The navigation elements are the first to optimize with UX reflection. Is my main menu clear? Are my secondary navigation blocks (sidebar, footer, a mosaic of related topics, etc.) visible and relevant enough? Do I offer consistent links in my content? So many questions to ask yourself when creating your site to help obtain a low bounce rate.
The more the visitor has the opportunity to complete their session with relevant content, the more your site will benefit from interesting statistics in terms of bounce and exit rate.
Optimize the consistency between your title/meta description tag duo and the content of your pages
Consistency between the title and meta description tags on one side and your page content on the other is a critical component in improving a bounce rate. You have to ask yourself if your title correctly summarizes the content offered on your page.
If this is not the case, readers will visit your site thinking they will find information that meets their expectations and will find completely different information. They will then leave your site immediately and therefore increase your bounce rate.
Remember to summarize the content of your pages as explicitly as possible in the title and meta description. This will increase the rate of satisfied visitors.
Limit errored pages
Especially pages that generate extremely high bounce rates should get your attention. It may be that these pages are simply in error. In this case, list all the affected pages and repair them. They may be old posts in which case you can set up redirects or ask Google to deindex them.

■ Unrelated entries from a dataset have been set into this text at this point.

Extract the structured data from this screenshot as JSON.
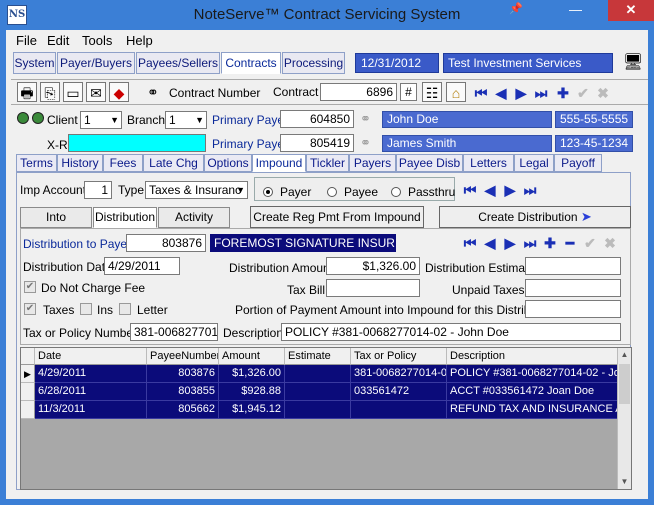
{
  "window": {
    "title": "NoteServe™ Contract Servicing System",
    "logo": "NS",
    "pin_icon": "📌",
    "minimize": "—",
    "maximize": "☐",
    "close": "✕"
  },
  "menu": [
    "File",
    "Edit",
    "Tools",
    "Help"
  ],
  "top_tabs": [
    "System",
    "Payer/Buyers",
    "Payees/Sellers",
    "Contracts",
    "Processing"
  ],
  "top_tabs_active": "Contracts",
  "date": "12/31/2012",
  "company": "Test Investment Services",
  "toolbar": {
    "contract_number_label": "Contract Number",
    "contract_label": "Contract",
    "contract_value": "6896",
    "hash_label": "#"
  },
  "client": {
    "client_label": "Client",
    "client_value": "1",
    "branch_label": "Branch",
    "branch_value": "1",
    "primary_payer_label": "Primary Payer",
    "primary_payer_id": "604850",
    "primary_payer_name": "John Doe",
    "primary_payer_phone": "555-55-5555",
    "xref_label": "X-Ref",
    "primary_payee_label": "Primary Payee",
    "primary_payee_id": "805419",
    "primary_payee_name": "James Smith",
    "primary_payee_ssn": "123-45-1234"
  },
  "contract_tabs": [
    "Terms",
    "History",
    "Fees",
    "Late Chg",
    "Options",
    "Impound",
    "Tickler",
    "Payers",
    "Payee Disb",
    "Letters",
    "Legal",
    "Payoff"
  ],
  "contract_tabs_active": "Impound",
  "impound": {
    "imp_account_label": "Imp Account",
    "imp_account_value": "1",
    "type_label": "Type",
    "type_value": "Taxes & Insuranc",
    "radio_payer": "Payer",
    "radio_payee": "Payee",
    "radio_passthru": "Passthru",
    "radio_selected": "Payer"
  },
  "sub_tabs": [
    "Into Impound",
    "Distribution",
    "Activity Detail"
  ],
  "sub_tabs_active": "Distribution",
  "buttons": {
    "create_reg_pmt": "Create Reg Pmt From Impound",
    "create_distribution": "Create Distribution"
  },
  "distribution": {
    "to_payee_label": "Distribution to Payee",
    "payee_id": "803876",
    "payee_name": "FOREMOST SIGNATURE INSURANC",
    "date_label": "Distribution Date",
    "date_value": "4/29/2011",
    "amount_label": "Distribution Amount",
    "amount_value": "$1,326.00",
    "estimate_label": "Distribution Estimate",
    "estimate_value": "",
    "do_not_charge_fee": "Do Not Charge Fee",
    "tax_bill_label": "Tax Bill",
    "tax_bill_value": "",
    "unpaid_taxes_label": "Unpaid Taxes",
    "unpaid_taxes_value": "",
    "taxes_label": "Taxes",
    "ins_label": "Ins",
    "letter_label": "Letter",
    "portion_label": "Portion of Payment Amount into Impound for this Distribution",
    "portion_value": "",
    "tax_policy_label": "Tax or Policy Number",
    "tax_policy_value": "381-0068277014-",
    "description_label": "Description",
    "description_value": "POLICY #381-0068277014-02 - John Doe"
  },
  "grid": {
    "columns": [
      "Date",
      "PayeeNumber",
      "Amount",
      "Estimate",
      "Tax or Policy",
      "Description"
    ],
    "rows": [
      {
        "date": "4/29/2011",
        "payee": "803876",
        "amount": "$1,326.00",
        "estimate": "",
        "policy": "381-0068277014-02",
        "description": "POLICY #381-0068277014-02 - Joh"
      },
      {
        "date": "6/28/2011",
        "payee": "803855",
        "amount": "$928.88",
        "estimate": "",
        "policy": "033561472",
        "description": "ACCT #033561472 Joan Doe"
      },
      {
        "date": "11/3/2011",
        "payee": "805662",
        "amount": "$1,945.12",
        "estimate": "",
        "policy": "",
        "description": "REFUND TAX AND INSURANCE A"
      }
    ]
  }
}
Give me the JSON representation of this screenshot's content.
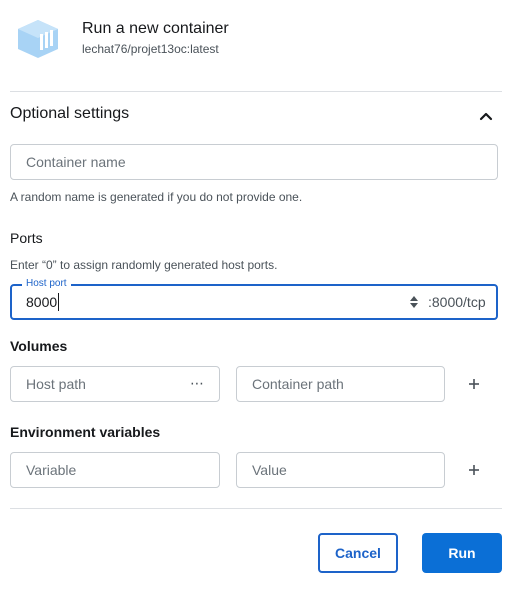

To analyze the pages in error or launch deindexing requests, you have to go to Search Console. The error pages are found in the “Cover” tab while the deindexing request is made in the “Deletions” tab.
Caution: A request to de-index pages should be given careful consideration. It is not irrevocable but can have disastrous consequences if it is not mastered.
Increase the quality of your content and UX
When analyzing a high bounce rate, one of the most obvious and arguably the most hidden factors is the quality of the texts offered. The content produced maybe, despite its substantial size, of poor quality in the eyes of visitors.
Another possibility is that your content is of good or even very good quality but the layout does not make it easy to read. An effortless presentation page can quickly look like a block of text that won’t appeal to many people. Remember to ventilate your texts as much as possible and break reading with photos, quotes, videos, or any other content at your disposal.
Of course, if your site is filled with pop-ups, intrusive ads, or other unwanted additional content, start by cleaning up all of those disruptive elements to see a bounce rate go down.
Solve responsive and mobile-friendly issues
Nowadays, it is essential to have a site adapted to mobiles and more generally to all media. We often talk about responsive design even if other technical solutions exist.
The global internet audience has become predominantly mobile. While this statement is not yet true in all areas, taking mobile users into account is important for any company on the web. You can test the compatibility of your site with a specialized tool: Google’s Mobile-Friendly Test.
If your site is not yet mobile-friendly, your bounce rate will naturally increase as your audience focuses on this type of device. We, therefore, advise you to quickly integrate the development of a version of your site adapted to mobile devices.
Check the configuration of your modules and Google Analytics
One of the first things to check when you notice a surprisingly low bounce rate or, on the contrary, above 75% is to check the configuration of our different audience analysis modules and solutions.
We noticed, a few years ago, that a module installed by one of our customers directly counted two page views for each user, thus reducing the bounce rate to 0. The bug was quickly corrected so that the statistics became consistent again and analyzable.
You are now armed to fight bad bounce rates or at least understand the ins and outs of this statistic at the heart of so much debate.